- What do you love about brewing small batch beer?
- Small batch brewing allows us to use higher quality ingredients. It also allows us to experiment with new ingredients and new techniques which we may not be able to try on a large scale system.
- What inspires your beer creations?
- My recipes are inspired by the many great beers I have been fortunate enough to taste both locally and throughout the country. Some of my favorites include those from Tired Hands, Hill Farmstead, Suarez Family Brewery, Foam Brewers, Oxbow, Tree House and Trillium. The goal is not to clone specific beers, but rather to take bits and pieces of information and incorporate it into my own recipes. I also try to stay current on emerging trends on both beer styles and brewing techniques.
The Food Visionary
Kristie Messner-Baker, lawyer turned cook, is the driving force behind the food menu. She loves experiencing the foods of many cultures, learning about healthy ingredients and the medicinal benefits of food.
- What inspired you to open The Vegetable Hunter?
- I worked in the restaurant industry for many years when I was in high school and college and then went to law school. I became a lawyer and was practicing law for several years and raising my kids but couldn’t stop thinking about owning a restaurant. I always had a passion for music, art, travel, cooking, and the healthy benefits of food and felt like this was the atmosphere where I would thrive. I literally had reoccurring dreams about owning a restaurant for years so I felt like it was something that was a part of me even at a subconscious level. I took a risk and left the law firm I was working for. We opened our vegan and vegetarian cafe in 2014 and it has been amazing.
- What inspires the dishes you create?
- I do a lot of reading about food and drinks to keep up with what’s new and exciting. What I look to for inspiration are new food trends from different cultures that have healthy ingredients. I immediately think about ways to make them vegan or vegetarian which can take a lot of thought and sometimes a lot of trial and error until it is perfected. We say our menu is “globally inspired” for “food explorers” because our menu is inspired by flavorful recipes from all over the world.
- Why the name change?
- We changed our name from “Crave and Co.” to “The Vegetable Hunter” to avoid the inevitable infringement issues that will arise when using a name as common as Crave in association with food and drink. It took about a year and a half and I finally got the trademark that I needed for our new name, “The Vegetable Hunter”. While we take making awesome food and drinks seriously, we try not to take ourselves too seriously and we think our new name reflects that. We want people to come in, enjoy their food and drinks, and have a good time.

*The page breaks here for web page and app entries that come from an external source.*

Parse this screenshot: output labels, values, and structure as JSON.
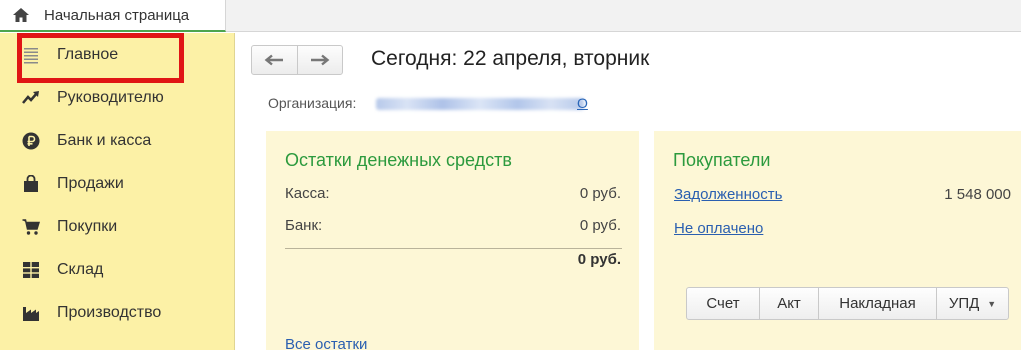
{
  "tabs": {
    "home_label": "Начальная страница"
  },
  "sidebar": {
    "items": [
      {
        "label": "Главное",
        "icon": "list-icon"
      },
      {
        "label": "Руководителю",
        "icon": "trend-up-icon"
      },
      {
        "label": "Банк и касса",
        "icon": "ruble-icon"
      },
      {
        "label": "Продажи",
        "icon": "shopping-bag-icon"
      },
      {
        "label": "Покупки",
        "icon": "cart-icon"
      },
      {
        "label": "Склад",
        "icon": "warehouse-grid-icon"
      },
      {
        "label": "Производство",
        "icon": "factory-icon"
      }
    ]
  },
  "header": {
    "title": "Сегодня: 22 апреля, вторник"
  },
  "organization": {
    "label": "Организация:",
    "value_visible_tail": "О"
  },
  "cash_panel": {
    "title": "Остатки денежных средств",
    "rows": [
      {
        "label": "Касса:",
        "value": "0 руб."
      },
      {
        "label": "Банк:",
        "value": "0 руб."
      }
    ],
    "total": "0 руб.",
    "all_link": "Все остатки"
  },
  "buyers_panel": {
    "title": "Покупатели",
    "debt_label": "Задолженность",
    "debt_value": "1 548 000",
    "unpaid_label": "Не оплачено",
    "doc_buttons": [
      "Счет",
      "Акт",
      "Накладная",
      "УПД"
    ]
  },
  "colors": {
    "sidebar_bg": "#fcf1a6",
    "panel_bg": "#fdf7d6",
    "title_green": "#2c9a3e",
    "link_blue": "#2a5fb0",
    "highlight_red": "#e01515"
  }
}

Every nook and cranny has something visually interesting to explore whether it be art, design or music focused. Both Kristie and John share a passion for the arts and encourage their patrons to express themselves through the chalk board walls, open mic night, playful games on the table tops and such.
Although there is no formal bar area at the moment, demolition has already begun on the second floor of The Vegetable Hunter. Once the newly-renovated upstairs space is ready, it will increase seating capacity and include a bar. Look for more updates this summer on the renovation progress.